Supreme court
© J. Scott Applewhite/AP
The Supreme Court building on Capitol Hill, Washington D.C.
This was another uneventful morning at the Supreme Court, with two uncontroversial decisions (one unanimous, one split between 9-0 and 8-1 decisions in two related cases) involving the First Step Act and the felon-in-possession statute. But the big news came in case number 20-1199, Students for Fair Admissions v. President and Fellows of Harvard College.

The Court has yet to decide whether it wants to hear the case, but this morning, it asked the Biden administration to file an amicus brief setting forth its views of the case. Cases in which the Court asks the Solicitor General for such a brief are not always taken by the Court, but they are much more likely to end up on its docket.

While there is little doubt that the administration will side with Harvard, its position could be politically sticky, and the case could be explosive. The petition asks the Court to overrule its pro-"diversity" rationale for allowing universities to consider race in admissions:
(1) Whether the Supreme Court should overrule Grutter v. Bollinger and hold that institutions of higher education cannot use race as a factor in admissions; and (2) whether Harvard College is violating Title VI of the Civil Rights Act by penalizing Asian-American applicants, engaging in racial balancing, overemphasizing race and rejecting workable race-neutral alternatives.
Roger Clegg has set forth the argument for why the Court should hear this case, and it now has the Court's attention.

The case involves blatant discrimination against a group of non-white, historically discriminated-against group (Asian Americans) who have been the subject of much recent attention over anti-Asian hate crimes. Democrats have been very touchy about being forced to admit that they support Harvard's discrimination. The Biden administration dropped an investigation into anti-Asian discrimination at Yale.
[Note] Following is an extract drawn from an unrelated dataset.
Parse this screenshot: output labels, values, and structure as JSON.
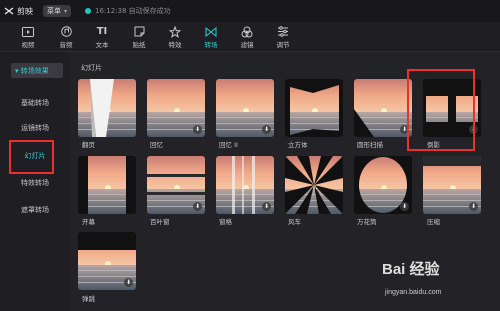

Democrats rejected, by a 49-48 vote in the Senate, a Ted Cruz amendment saying that no college "may receive any Federal funding if the institution has a policy in place or engages in a practice that discriminates against Asian Americans in recruitment, applicant review, or admissions."

Congressman Ted Lieu erupted in anger at a hearing in March when Peter Kirsanow raised the issue. Hardly anything is nearer and dearer to Asian-American parents than educational opportunity. Democrats are understandably hesitant to openly admit that they support discrimination against Asian Americans in that very area. But they do.